It's not just the pleasing steam-punk elegance of turned brass handles and white-backed, glass-fronted dials; it's also the fact that so many modern machines are impenetrable 'black boxes' which do clever things but cannot be seen to be doing anything at all. And that had me wondering sincerely about when exactly the point was when futurism became retro. Was it when valves replaced cogs? Or when transistors replaced valves?

At this point, I became aware of a subtle change in the sound of the machine in front of me, and upon looking down realised that the noise was being caused by Guthlac's hat, which in an experimental turn of mind he had fed into a gear mechanism.

Condensing the entire experience, I have learnt two important things:
1) Form guided by function can be as aesthetically beautiful as pure art, possibly because the challenge of achieving a funtionally working form gives vital grist to the designer's mill, and
2) A two-year old in a museum requires absolute 100% attention at all times.

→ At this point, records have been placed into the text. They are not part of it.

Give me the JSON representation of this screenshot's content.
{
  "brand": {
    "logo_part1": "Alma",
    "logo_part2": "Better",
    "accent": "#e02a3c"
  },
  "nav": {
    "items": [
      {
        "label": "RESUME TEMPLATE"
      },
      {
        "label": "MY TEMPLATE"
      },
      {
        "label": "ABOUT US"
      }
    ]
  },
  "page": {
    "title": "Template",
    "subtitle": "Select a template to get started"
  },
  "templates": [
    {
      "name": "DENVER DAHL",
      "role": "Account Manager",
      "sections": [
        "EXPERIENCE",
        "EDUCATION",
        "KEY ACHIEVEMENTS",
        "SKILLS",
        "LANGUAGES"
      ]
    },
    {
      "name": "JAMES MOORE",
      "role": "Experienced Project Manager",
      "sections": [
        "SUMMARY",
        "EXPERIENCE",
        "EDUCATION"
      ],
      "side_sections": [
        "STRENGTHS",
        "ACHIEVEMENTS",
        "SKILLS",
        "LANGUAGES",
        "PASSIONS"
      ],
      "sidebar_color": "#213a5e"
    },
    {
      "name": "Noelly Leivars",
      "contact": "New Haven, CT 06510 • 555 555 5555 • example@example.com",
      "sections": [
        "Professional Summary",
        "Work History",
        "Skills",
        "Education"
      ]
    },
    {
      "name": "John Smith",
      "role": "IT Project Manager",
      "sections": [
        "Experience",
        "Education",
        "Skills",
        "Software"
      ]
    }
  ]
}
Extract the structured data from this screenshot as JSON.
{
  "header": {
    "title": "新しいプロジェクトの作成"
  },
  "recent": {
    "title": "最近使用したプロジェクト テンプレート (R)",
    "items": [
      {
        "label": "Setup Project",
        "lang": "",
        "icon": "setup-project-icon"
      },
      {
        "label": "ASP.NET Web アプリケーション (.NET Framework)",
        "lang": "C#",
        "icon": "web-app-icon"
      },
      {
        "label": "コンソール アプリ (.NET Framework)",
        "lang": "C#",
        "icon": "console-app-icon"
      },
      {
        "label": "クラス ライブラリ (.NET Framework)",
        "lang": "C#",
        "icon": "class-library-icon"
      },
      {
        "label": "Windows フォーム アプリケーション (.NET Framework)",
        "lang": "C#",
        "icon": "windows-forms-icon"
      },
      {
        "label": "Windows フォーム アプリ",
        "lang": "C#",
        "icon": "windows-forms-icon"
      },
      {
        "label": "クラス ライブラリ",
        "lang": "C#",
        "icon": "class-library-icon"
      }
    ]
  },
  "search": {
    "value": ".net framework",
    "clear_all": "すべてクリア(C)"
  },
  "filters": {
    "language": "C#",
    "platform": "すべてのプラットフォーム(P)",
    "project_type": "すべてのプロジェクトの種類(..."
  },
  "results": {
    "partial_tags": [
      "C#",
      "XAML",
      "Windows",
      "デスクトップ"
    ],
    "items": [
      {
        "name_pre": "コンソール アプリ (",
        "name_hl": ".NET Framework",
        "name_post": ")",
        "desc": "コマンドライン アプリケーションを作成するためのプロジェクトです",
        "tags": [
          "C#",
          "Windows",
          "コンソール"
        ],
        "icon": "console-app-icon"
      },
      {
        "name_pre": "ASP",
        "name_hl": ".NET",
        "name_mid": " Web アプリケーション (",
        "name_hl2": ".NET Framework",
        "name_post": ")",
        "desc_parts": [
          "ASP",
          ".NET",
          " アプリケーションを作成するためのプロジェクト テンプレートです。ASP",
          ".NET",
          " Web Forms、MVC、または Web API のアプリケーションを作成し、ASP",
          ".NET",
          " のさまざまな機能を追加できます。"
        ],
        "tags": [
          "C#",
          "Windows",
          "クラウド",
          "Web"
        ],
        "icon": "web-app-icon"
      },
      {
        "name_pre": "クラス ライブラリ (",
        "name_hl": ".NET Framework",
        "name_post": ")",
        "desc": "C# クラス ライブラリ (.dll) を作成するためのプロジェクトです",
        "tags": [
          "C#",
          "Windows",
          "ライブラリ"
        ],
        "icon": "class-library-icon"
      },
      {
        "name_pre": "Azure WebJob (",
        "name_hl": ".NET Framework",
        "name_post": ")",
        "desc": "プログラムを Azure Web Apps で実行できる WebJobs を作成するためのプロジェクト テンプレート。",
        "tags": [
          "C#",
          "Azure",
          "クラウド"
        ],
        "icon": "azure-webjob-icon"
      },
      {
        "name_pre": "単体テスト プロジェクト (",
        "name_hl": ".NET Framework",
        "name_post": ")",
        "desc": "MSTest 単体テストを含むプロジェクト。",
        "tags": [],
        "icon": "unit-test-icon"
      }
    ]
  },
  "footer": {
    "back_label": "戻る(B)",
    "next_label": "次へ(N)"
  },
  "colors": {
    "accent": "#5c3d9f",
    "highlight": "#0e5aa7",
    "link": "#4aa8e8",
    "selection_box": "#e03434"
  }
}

11 comments:

No Good Boyo said...

Guthlac's hat meets Schroedinger's cat! What is it with young men and machines? Bendigeidfran recently cost me a new Virgin TV box. He also knows how to put my mobile on mute, which defeats me.

The Jules said...

Rules to live by at the end there.

I shall take my own offsprog.

Kevin Musgrove said...

Form following function is by definition beautiful. And the Victorians in particular weren't afraid of being proud of their ability to find engineering solutions for difficult problems.

One of the most beautiful objects I've ever seen was the gas turbine that fed the old Gaythorne gasometer in Manchester.

SUPPORT81WESSEX said...

I'll show him my 1960 Matchless G5 350 some time - he can have a go on it when a bit bigger...

Scarlet Blue said...

*juvenile sniggering over hand-cranked exhibits tantalisingly out of reach*
...well, did you expect anything better from me?
Sx

Gyppo Byard said...

Boyo - It's an instinct. Guthlac went through a period of depositing all manner of bizarre items in the video recorder in the hopes they'd play interesting films.

Jules - Do take your kid. It's brilliant. And while you're there, can you see if you can get Guthlac's hat back?

Kevin - I agree entirely. One of the machines by which we were mesmerised was an 1890-something gas pumping engine.

Mr Wessex - You'll have difficulty prising him off it, even if it is a southerner's bike. Were you to offer him a spin on, say, an AJS that would be even better.

Scarlet - I was thinking of you when I left that feedline dangling temptingly.

Scarlet Blue said...

I thought as much!
All feedlines gratefully received.
Sx

Gyppo Byard said...

I considered asking you to crank my governor until the balls were spinning, but that would be beneath both of us.

inkspot said...

Hats off to Guthlac.

Us boys wouldn't find pistons so, er, fascinating if they didn't have cylinders to go in and out of you know. Yin and yang, yang and yin.

Sauti Ndogo said...

It's a tragedy of our age that the average youngster can no longer make anything (except a web page) or mend anything (except a "broken link"). You and I could make a crystal radio set and mend a bicycle puncture. And we were happier for it. Hence the thrill of visiting such museums.

Gyppo Byard said...

Inky - True, but you don't need cylinders for a jolly good Wankel.

(Link for those who think I'm merely being crude: http://en.wikipedia.org/wiki/Wankel_engine)

Sauti - indeed we could. We could also set fire to our own fingers and get flakes of rust in our eyes. Nowadays when I do that my 11-year old merely rolls her eyes and comments on my incompetence. And I've told repeatedly her that's her mother's job...